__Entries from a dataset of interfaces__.
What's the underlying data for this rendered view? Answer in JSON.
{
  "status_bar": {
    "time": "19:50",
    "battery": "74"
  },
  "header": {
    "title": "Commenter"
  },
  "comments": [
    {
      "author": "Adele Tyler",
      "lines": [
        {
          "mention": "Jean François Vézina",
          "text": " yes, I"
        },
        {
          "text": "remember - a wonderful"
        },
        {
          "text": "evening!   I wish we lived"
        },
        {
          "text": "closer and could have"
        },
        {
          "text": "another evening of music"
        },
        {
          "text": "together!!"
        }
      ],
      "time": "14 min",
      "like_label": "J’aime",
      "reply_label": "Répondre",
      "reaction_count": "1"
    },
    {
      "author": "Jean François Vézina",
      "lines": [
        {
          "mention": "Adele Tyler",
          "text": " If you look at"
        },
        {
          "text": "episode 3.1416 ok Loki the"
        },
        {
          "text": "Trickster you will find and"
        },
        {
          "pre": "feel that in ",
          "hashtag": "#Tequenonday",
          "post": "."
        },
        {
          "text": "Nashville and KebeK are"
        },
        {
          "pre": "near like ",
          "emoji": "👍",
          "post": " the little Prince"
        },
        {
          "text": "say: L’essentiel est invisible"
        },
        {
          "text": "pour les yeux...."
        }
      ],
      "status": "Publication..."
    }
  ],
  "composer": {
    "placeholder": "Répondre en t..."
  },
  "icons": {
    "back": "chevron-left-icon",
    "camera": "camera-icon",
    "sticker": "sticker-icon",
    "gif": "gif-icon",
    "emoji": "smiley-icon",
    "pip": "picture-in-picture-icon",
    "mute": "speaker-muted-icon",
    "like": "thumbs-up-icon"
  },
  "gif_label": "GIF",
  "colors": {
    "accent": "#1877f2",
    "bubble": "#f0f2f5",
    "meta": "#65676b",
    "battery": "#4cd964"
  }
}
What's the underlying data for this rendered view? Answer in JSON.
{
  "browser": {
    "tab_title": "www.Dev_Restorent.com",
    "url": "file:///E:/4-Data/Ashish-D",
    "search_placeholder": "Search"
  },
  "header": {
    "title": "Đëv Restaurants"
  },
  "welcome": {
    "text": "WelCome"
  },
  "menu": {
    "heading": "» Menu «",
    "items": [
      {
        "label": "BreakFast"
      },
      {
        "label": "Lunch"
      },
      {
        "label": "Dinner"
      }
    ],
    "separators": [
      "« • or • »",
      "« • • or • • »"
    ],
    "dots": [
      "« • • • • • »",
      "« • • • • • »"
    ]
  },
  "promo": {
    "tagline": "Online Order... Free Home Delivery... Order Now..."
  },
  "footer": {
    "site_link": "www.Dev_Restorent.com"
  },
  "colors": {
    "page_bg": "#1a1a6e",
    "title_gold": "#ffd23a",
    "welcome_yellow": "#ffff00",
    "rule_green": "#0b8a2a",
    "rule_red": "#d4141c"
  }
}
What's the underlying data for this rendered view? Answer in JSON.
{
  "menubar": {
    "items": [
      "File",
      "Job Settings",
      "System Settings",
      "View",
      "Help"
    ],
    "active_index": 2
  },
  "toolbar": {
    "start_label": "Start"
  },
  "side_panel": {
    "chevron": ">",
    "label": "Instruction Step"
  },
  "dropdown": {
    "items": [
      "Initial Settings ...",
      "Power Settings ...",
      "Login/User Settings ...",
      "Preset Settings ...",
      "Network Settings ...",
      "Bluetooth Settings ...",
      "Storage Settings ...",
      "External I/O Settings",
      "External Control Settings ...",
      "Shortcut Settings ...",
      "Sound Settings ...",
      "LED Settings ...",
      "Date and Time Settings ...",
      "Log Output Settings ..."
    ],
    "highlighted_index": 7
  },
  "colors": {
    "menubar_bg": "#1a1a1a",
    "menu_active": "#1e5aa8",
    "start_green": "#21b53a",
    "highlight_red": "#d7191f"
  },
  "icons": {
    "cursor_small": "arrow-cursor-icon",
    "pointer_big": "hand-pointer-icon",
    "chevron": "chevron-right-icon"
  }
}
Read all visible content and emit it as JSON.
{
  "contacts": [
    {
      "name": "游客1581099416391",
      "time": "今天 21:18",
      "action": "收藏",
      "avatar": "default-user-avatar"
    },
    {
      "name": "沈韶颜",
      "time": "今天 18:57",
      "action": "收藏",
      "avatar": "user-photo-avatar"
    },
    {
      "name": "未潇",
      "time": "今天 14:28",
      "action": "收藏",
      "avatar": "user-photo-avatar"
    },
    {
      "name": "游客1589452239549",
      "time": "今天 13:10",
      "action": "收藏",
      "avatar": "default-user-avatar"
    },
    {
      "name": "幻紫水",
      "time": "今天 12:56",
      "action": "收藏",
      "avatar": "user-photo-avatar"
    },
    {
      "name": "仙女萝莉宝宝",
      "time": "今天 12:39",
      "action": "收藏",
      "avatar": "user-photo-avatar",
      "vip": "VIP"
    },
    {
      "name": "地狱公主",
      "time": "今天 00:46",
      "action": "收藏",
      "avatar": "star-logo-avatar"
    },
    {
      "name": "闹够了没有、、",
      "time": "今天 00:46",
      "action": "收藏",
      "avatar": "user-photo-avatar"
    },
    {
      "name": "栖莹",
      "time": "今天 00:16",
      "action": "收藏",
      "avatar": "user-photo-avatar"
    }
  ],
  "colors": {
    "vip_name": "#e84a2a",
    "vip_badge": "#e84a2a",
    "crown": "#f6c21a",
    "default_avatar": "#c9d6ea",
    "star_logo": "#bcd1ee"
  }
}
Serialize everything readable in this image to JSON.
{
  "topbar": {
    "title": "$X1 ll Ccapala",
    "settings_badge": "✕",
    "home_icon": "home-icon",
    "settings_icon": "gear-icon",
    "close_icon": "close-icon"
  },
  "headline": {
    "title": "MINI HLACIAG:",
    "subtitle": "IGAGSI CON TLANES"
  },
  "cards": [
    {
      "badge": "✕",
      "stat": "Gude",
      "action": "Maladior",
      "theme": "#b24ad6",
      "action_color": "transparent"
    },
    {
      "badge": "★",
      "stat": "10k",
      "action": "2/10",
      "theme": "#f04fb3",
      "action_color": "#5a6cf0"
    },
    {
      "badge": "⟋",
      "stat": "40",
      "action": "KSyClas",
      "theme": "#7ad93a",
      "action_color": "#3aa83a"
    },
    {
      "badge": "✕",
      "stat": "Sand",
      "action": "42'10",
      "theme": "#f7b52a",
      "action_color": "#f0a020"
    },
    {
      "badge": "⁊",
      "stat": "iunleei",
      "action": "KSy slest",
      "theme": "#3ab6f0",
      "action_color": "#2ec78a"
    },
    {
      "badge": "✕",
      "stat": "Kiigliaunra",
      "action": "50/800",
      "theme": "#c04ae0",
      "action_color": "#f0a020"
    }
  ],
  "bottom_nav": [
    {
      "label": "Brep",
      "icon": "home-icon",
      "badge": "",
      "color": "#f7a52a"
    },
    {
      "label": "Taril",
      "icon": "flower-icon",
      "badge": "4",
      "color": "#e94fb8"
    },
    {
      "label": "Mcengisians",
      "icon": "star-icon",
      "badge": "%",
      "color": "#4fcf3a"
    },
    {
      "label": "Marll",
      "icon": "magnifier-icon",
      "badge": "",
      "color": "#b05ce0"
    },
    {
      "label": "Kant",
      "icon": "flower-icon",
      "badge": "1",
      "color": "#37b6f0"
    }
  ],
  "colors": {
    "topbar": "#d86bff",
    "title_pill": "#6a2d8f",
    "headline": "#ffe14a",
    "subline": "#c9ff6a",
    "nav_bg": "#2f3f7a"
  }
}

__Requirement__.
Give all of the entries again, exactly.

__Response below__.
What's the underlying data for this rendered view? Answer in JSON.
{
  "status_bar": {
    "time": "19:50",
    "battery": "74"
  },
  "header": {
    "title": "Commenter"
  },
  "comments": [
    {
      "author": "Adele Tyler",
      "lines": [
        {
          "mention": "Jean François Vézina",
          "text": " yes, I"
        },
        {
          "text": "remember - a wonderful"
        },
        {
          "text": "evening!   I wish we lived"
        },
        {
          "text": "closer and could have"
        },
        {
          "text": "another evening of music"
        },
        {
          "text": "together!!"
        }
      ],
      "time": "14 min",
      "like_label": "J’aime",
      "reply_label": "Répondre",
      "reaction_count": "1"
    },
    {
      "author": "Jean François Vézina",
      "lines": [
        {
          "mention": "Adele Tyler",
          "text": " If you look at"
        },
        {
          "text": "episode 3.1416 ok Loki the"
        },
        {
          "text": "Trickster you will find and"
        },
        {
          "pre": "feel that in ",
          "hashtag": "#Tequenonday",
          "post": "."
        },
        {
          "text": "Nashville and KebeK are"
        },
        {
          "pre": "near like ",
          "emoji": "👍",
          "post": " the little Prince"
        },
        {
          "text": "say: L’essentiel est invisible"
        },
        {
          "text": "pour les yeux...."
        }
      ],
      "status": "Publication..."
    }
  ],
  "composer": {
    "placeholder": "Répondre en t..."
  },
  "icons": {
    "back": "chevron-left-icon",
    "camera": "camera-icon",
    "sticker": "sticker-icon",
    "gif": "gif-icon",
    "emoji": "smiley-icon",
    "pip": "picture-in-picture-icon",
    "mute": "speaker-muted-icon",
    "like": "thumbs-up-icon"
  },
  "gif_label": "GIF",
  "colors": {
    "accent": "#1877f2",
    "bubble": "#f0f2f5",
    "meta": "#65676b",
    "battery": "#4cd964"
  }
}
What's the underlying data for this rendered view? Answer in JSON.
{
  "browser": {
    "tab_title": "www.Dev_Restorent.com",
    "url": "file:///E:/4-Data/Ashish-D",
    "search_placeholder": "Search"
  },
  "header": {
    "title": "Đëv Restaurants"
  },
  "welcome": {
    "text": "WelCome"
  },
  "menu": {
    "heading": "» Menu «",
    "items": [
      {
        "label": "BreakFast"
      },
      {
        "label": "Lunch"
      },
      {
        "label": "Dinner"
      }
    ],
    "separators": [
      "« • or • »",
      "« • • or • • »"
    ],
    "dots": [
      "« • • • • • »",
      "« • • • • • »"
    ]
  },
  "promo": {
    "tagline": "Online Order... Free Home Delivery... Order Now..."
  },
  "footer": {
    "site_link": "www.Dev_Restorent.com"
  },
  "colors": {
    "page_bg": "#1a1a6e",
    "title_gold": "#ffd23a",
    "welcome_yellow": "#ffff00",
    "rule_green": "#0b8a2a",
    "rule_red": "#d4141c"
  }
}
What's the underlying data for this rendered view? Answer in JSON.
{
  "menubar": {
    "items": [
      "File",
      "Job Settings",
      "System Settings",
      "View",
      "Help"
    ],
    "active_index": 2
  },
  "toolbar": {
    "start_label": "Start"
  },
  "side_panel": {
    "chevron": ">",
    "label": "Instruction Step"
  },
  "dropdown": {
    "items": [
      "Initial Settings ...",
      "Power Settings ...",
      "Login/User Settings ...",
      "Preset Settings ...",
      "Network Settings ...",
      "Bluetooth Settings ...",
      "Storage Settings ...",
      "External I/O Settings",
      "External Control Settings ...",
      "Shortcut Settings ...",
      "Sound Settings ...",
      "LED Settings ...",
      "Date and Time Settings ...",
      "Log Output Settings ..."
    ],
    "highlighted_index": 7
  },
  "colors": {
    "menubar_bg": "#1a1a1a",
    "menu_active": "#1e5aa8",
    "start_green": "#21b53a",
    "highlight_red": "#d7191f"
  },
  "icons": {
    "cursor_small": "arrow-cursor-icon",
    "pointer_big": "hand-pointer-icon",
    "chevron": "chevron-right-icon"
  }
}
Read all visible content and emit it as JSON.
{
  "contacts": [
    {
      "name": "游客1581099416391",
      "time": "今天 21:18",
      "action": "收藏",
      "avatar": "default-user-avatar"
    },
    {
      "name": "沈韶颜",
      "time": "今天 18:57",
      "action": "收藏",
      "avatar": "user-photo-avatar"
    },
    {
      "name": "未潇",
      "time": "今天 14:28",
      "action": "收藏",
      "avatar": "user-photo-avatar"
    },
    {
      "name": "游客1589452239549",
      "time": "今天 13:10",
      "action": "收藏",
      "avatar": "default-user-avatar"
    },
    {
      "name": "幻紫水",
      "time": "今天 12:56",
      "action": "收藏",
      "avatar": "user-photo-avatar"
    },
    {
      "name": "仙女萝莉宝宝",
      "time": "今天 12:39",
      "action": "收藏",
      "avatar": "user-photo-avatar",
      "vip": "VIP"
    },
    {
      "name": "地狱公主",
      "time": "今天 00:46",
      "action": "收藏",
      "avatar": "star-logo-avatar"
    },
    {
      "name": "闹够了没有、、",
      "time": "今天 00:46",
      "action": "收藏",
      "avatar": "user-photo-avatar"
    },
    {
      "name": "栖莹",
      "time": "今天 00:16",
      "action": "收藏",
      "avatar": "user-photo-avatar"
    }
  ],
  "colors": {
    "vip_name": "#e84a2a",
    "vip_badge": "#e84a2a",
    "crown": "#f6c21a",
    "default_avatar": "#c9d6ea",
    "star_logo": "#bcd1ee"
  }
}
Serialize everything readable in this image to JSON.
{
  "topbar": {
    "title": "$X1 ll Ccapala",
    "settings_badge": "✕",
    "home_icon": "home-icon",
    "settings_icon": "gear-icon",
    "close_icon": "close-icon"
  },
  "headline": {
    "title": "MINI HLACIAG:",
    "subtitle": "IGAGSI CON TLANES"
  },
  "cards": [
    {
      "badge": "✕",
      "stat": "Gude",
      "action": "Maladior",
      "theme": "#b24ad6",
      "action_color": "transparent"
    },
    {
      "badge": "★",
      "stat": "10k",
      "action": "2/10",
      "theme": "#f04fb3",
      "action_color": "#5a6cf0"
    },
    {
      "badge": "⟋",
      "stat": "40",
      "action": "KSyClas",
      "theme": "#7ad93a",
      "action_color": "#3aa83a"
    },
    {
      "badge": "✕",
      "stat": "Sand",
      "action": "42'10",
      "theme": "#f7b52a",
      "action_color": "#f0a020"
    },
    {
      "badge": "⁊",
      "stat": "iunleei",
      "action": "KSy slest",
      "theme": "#3ab6f0",
      "action_color": "#2ec78a"
    },
    {
      "badge": "✕",
      "stat": "Kiigliaunra",
      "action": "50/800",
      "theme": "#c04ae0",
      "action_color": "#f0a020"
    }
  ],
  "bottom_nav": [
    {
      "label": "Brep",
      "icon": "home-icon",
      "badge": "",
      "color": "#f7a52a"
    },
    {
      "label": "Taril",
      "icon": "flower-icon",
      "badge": "4",
      "color": "#e94fb8"
    },
    {
      "label": "Mcengisians",
      "icon": "star-icon",
      "badge": "%",
      "color": "#4fcf3a"
    },
    {
      "label": "Marll",
      "icon": "magnifier-icon",
      "badge": "",
      "color": "#b05ce0"
    },
    {
      "label": "Kant",
      "icon": "flower-icon",
      "badge": "1",
      "color": "#37b6f0"
    }
  ],
  "colors": {
    "topbar": "#d86bff",
    "title_pill": "#6a2d8f",
    "headline": "#ffe14a",
    "subline": "#c9ff6a",
    "nav_bg": "#2f3f7a"
  }
}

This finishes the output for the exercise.